    systemctl show mysql --property=ActiveEnterTimestamp
status unit Show terse runtime status information about unit, followed by most recent log data from the journal.
For a different output format :
systemctl status --output=json-pretty nginx


Start / stop / status of a daemon :

systemctl start|stop|status daemon.service

While debugging, it may be useful to prefix systemctl invocation with date :

date; systemctl start docker.service
so that it's easier to identify journalctl entries if the operation failed.

View the unit configuration file of a service :

systemctl cat docker.service

Get the uptime of a service :

systemctl status mysql

	● mysql.service - MySQL Community Server
	   Loaded: loaded (/lib/systemd/system/mysql.service; enabled; vendor preset: enabled)
	   Active: active (running) since Fri 2019-11-29 15:10:38 UTC; 2 days ago
	  Process: 1111 ExecStartPost=/usr/share/mysql/mysql-systemd-start post (code=exited, status=0/SUCCESS)
	  Process: 1050 ExecStartPre=/usr/share/mysql/mysql-systemd-start pre (code=exited, status=0/SUCCESS)
	 Main PID: 1110 (mysqld)

ps -o etime= 1110

systemctl show mysql --property=MainPID | cut -d '=' -f 2
ps -o etime= $(systemctl show mysql --property=MainPID | cut -d '=' -f 2)

systemctl show mysql --property=ActiveEnterTimestamp
	ActiveEnterTimestamp=Fri 2019-11-29 15:10:38 UTC

ps -o lstart= $(systemctl show mysql --property=MainPID | cut -d '=' -f 2)
	Fri Nov 29 15:10:36 2019

echo $(($(date -d"now" +%s) - $(date -d"Fri Nov 29 15:10:36 2019" +%s)))

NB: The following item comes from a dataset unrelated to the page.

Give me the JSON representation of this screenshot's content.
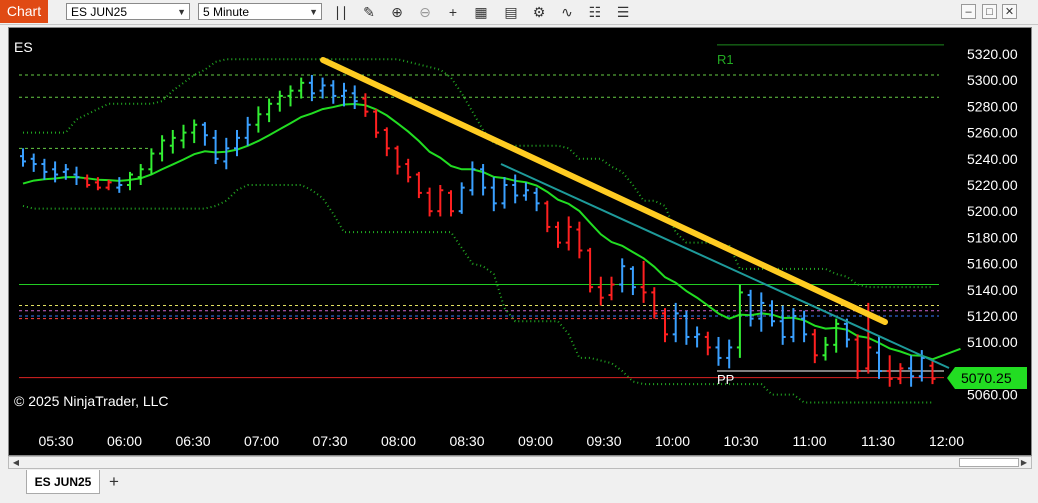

echo $(($(date -d"now" +%s) - $(date -d"$(ps -o lstart= $(systemctl show mysql --property=MainPID | cut -d '=' -f 2))" +%s)))
==> uptime in seconds